Marine Life

The Red Sea’s tropical waters sustain an overwhelming variety of marine flora and fauna, with more than 1, 000 species of fish. 

Reef sharks, stingrays, turtles, dolphins, colorful corals, sponges, sea cucumbers and a multitude of mollusks all thrive in its waters.

Both hard and soft coral are made of polyps – tiny cylinders ringed by waving tentacles that sting their prey and draw it into their stomachs.  During the day corals retract into their feeding tube and only at night do they display their real colors.  Two ecological prerequisites are necessary for coral development: clear water, as sediments kill polyps and a steady current to bring food, permit healthy respiration and to carry off waste.  The direction of the coral reef is determined by the direction of the current and its strength.

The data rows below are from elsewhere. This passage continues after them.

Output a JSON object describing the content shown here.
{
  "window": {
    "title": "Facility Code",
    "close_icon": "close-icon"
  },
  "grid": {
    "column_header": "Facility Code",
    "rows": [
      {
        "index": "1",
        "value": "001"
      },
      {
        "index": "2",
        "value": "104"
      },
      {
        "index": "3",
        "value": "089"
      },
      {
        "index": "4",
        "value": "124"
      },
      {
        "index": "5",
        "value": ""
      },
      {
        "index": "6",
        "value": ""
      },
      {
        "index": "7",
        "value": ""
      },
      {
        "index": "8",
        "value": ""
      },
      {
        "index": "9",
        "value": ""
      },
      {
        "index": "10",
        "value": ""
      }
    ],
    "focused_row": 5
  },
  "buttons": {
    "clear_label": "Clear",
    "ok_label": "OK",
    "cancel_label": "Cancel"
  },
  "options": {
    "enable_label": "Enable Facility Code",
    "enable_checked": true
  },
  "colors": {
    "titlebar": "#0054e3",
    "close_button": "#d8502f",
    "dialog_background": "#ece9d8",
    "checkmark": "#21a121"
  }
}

Most of the fish species in the Red Sea are closely associated with the coral reef and live and breed in the reefs or nearby sea-grass beds.  These include grouper, wrasse, parrotfish and snapper.  Others, such as shark and barracuda, live in open waters and usually only venture into the reefs to feed or breed.  The coral fish are famous for their brilliant colors and well-developed camouflage while their anatomy has adapted for greater ease in feeding in and around the reefs.  Open water species are larger and have evolved a hydrodynamic shape providing for powerful and rapid movement.

Shark attacks in the Red Sea are extremely rare.  While snorkeling or diving, you might see White or Black-Tipped Reef Sharks, but only when you venture into deeper waters would you spot a Tiger Shark or a Whale Shark.

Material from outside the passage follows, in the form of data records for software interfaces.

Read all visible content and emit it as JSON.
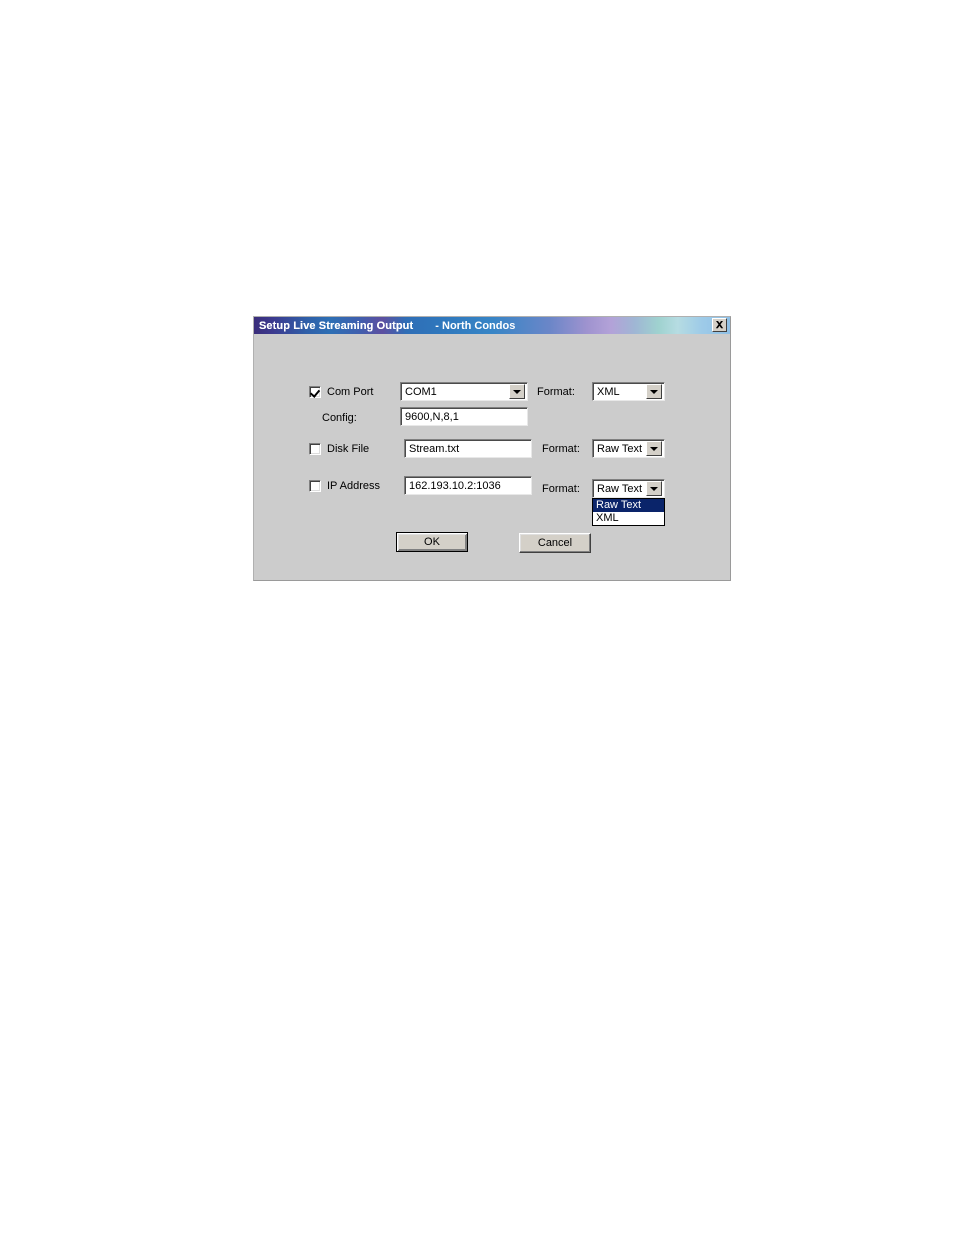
{
  "window": {
    "title_primary": "Setup Live Streaming Output",
    "title_secondary": "- North Condos",
    "close_icon": "close-icon",
    "accent_titlebar_start": "#3a2d7a",
    "accent_titlebar_end": "#8fc0e6",
    "dialog_background": "#cccccc",
    "highlight_color": "#0a246a"
  },
  "form": {
    "com_port": {
      "checkbox_label": "Com Port",
      "checked": true,
      "port_value": "COM1",
      "format_label": "Format:",
      "format_value": "XML",
      "config_label": "Config:",
      "config_value": "9600,N,8,1"
    },
    "disk_file": {
      "checkbox_label": "Disk File",
      "checked": false,
      "file_value": "Stream.txt",
      "format_label": "Format:",
      "format_value": "Raw Text"
    },
    "ip_address": {
      "checkbox_label": "IP Address",
      "checked": false,
      "address_value": "162.193.10.2:1036",
      "format_label": "Format:",
      "format_value": "Raw Text",
      "format_options": [
        {
          "label": "Raw Text",
          "selected": true
        },
        {
          "label": "XML",
          "selected": false
        }
      ]
    }
  },
  "buttons": {
    "ok_label": "OK",
    "cancel_label": "Cancel"
  }
}
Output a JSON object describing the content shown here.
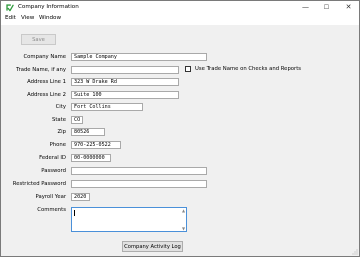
{
  "window": {
    "title": "Company Information",
    "minimize_glyph": "—",
    "maximize_glyph": "☐",
    "close_glyph": "✕"
  },
  "menu": [
    "Edit",
    "View",
    "Window"
  ],
  "toolbar": {
    "save_label": "Save",
    "save_enabled": false
  },
  "form": {
    "company_name": {
      "label": "Company Name",
      "value": "Sample Company"
    },
    "trade_name": {
      "label": "Trade Name, if any",
      "value": ""
    },
    "use_trade_name": {
      "label": "Use Trade Name on Checks and Reports",
      "checked": false
    },
    "address_line_1": {
      "label": "Address Line 1",
      "value": "323 W Drake Rd"
    },
    "address_line_2": {
      "label": "Address Line 2",
      "value": "Suite 100"
    },
    "city": {
      "label": "City",
      "value": "Fort Collins"
    },
    "state": {
      "label": "State",
      "value": "CO"
    },
    "zip": {
      "label": "Zip",
      "value": "80526"
    },
    "phone": {
      "label": "Phone",
      "value": "970-225-0522"
    },
    "federal_id": {
      "label": "Federal ID",
      "value": "00-0000000"
    },
    "password": {
      "label": "Password",
      "value": ""
    },
    "restricted_password": {
      "label": "Restricted Password",
      "value": ""
    },
    "payroll_year": {
      "label": "Payroll Year",
      "value": "2020"
    },
    "comments": {
      "label": "Comments",
      "value": ""
    }
  },
  "footer": {
    "activity_log_label": "Company Activity Log"
  },
  "colors": {
    "accent": "#2e9a3c",
    "focus_border": "#4a90d9"
  },
  "icons": {
    "app": "app-icon",
    "resize": "resize-grip-icon"
  }
}
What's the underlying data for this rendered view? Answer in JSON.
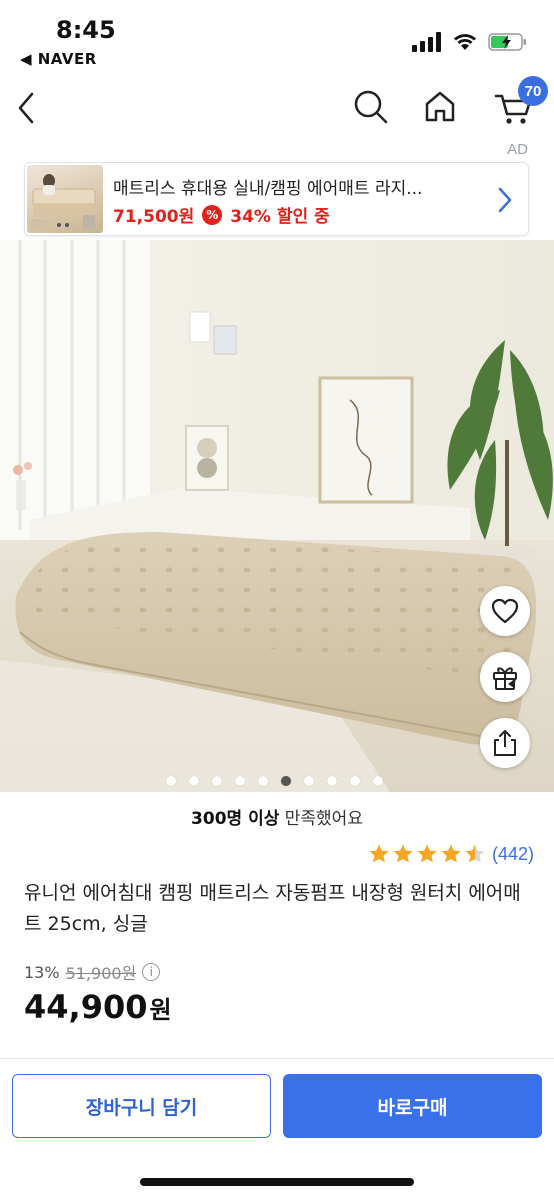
{
  "status_bar": {
    "time": "8:45",
    "back_app": "◀ NAVER",
    "battery_color": "#34c759"
  },
  "nav": {
    "cart_count": "70",
    "accent": "#3b6fe0"
  },
  "ad": {
    "label": "AD",
    "title": "매트리스 휴대용 실내/캠핑 에어매트 라지...",
    "price": "71,500원",
    "percent_icon": "%",
    "discount": "34% 할인 중",
    "price_color": "#e3211b"
  },
  "gallery": {
    "image_count": 10,
    "active_index": 5
  },
  "floating_actions": [
    "heart-icon",
    "gift-icon",
    "share-icon"
  ],
  "product": {
    "satisfaction_bold": "300명 이상",
    "satisfaction_rest": " 만족했어요",
    "rating": 4.5,
    "review_count": "(442)",
    "title": "유니언 에어침대 캠핑 매트리스 자동펌프 내장형 원터치 에어매트 25cm, 싱글",
    "discount_rate": "13%",
    "original_price": "51,900원",
    "info_symbol": "i",
    "price": "44,900",
    "price_unit": "원"
  },
  "actions": {
    "add_to_cart": "장바구니 담기",
    "buy_now": "바로구매",
    "primary_color": "#3871ea"
  }
}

The most common type of turtle in the Red Sea is the green turtle but you might encounter a leatherback or hawksbill.  All turtles are protected in Egypt but inevitably, some are caught in nets while others, unfortunately, are served in restaurants.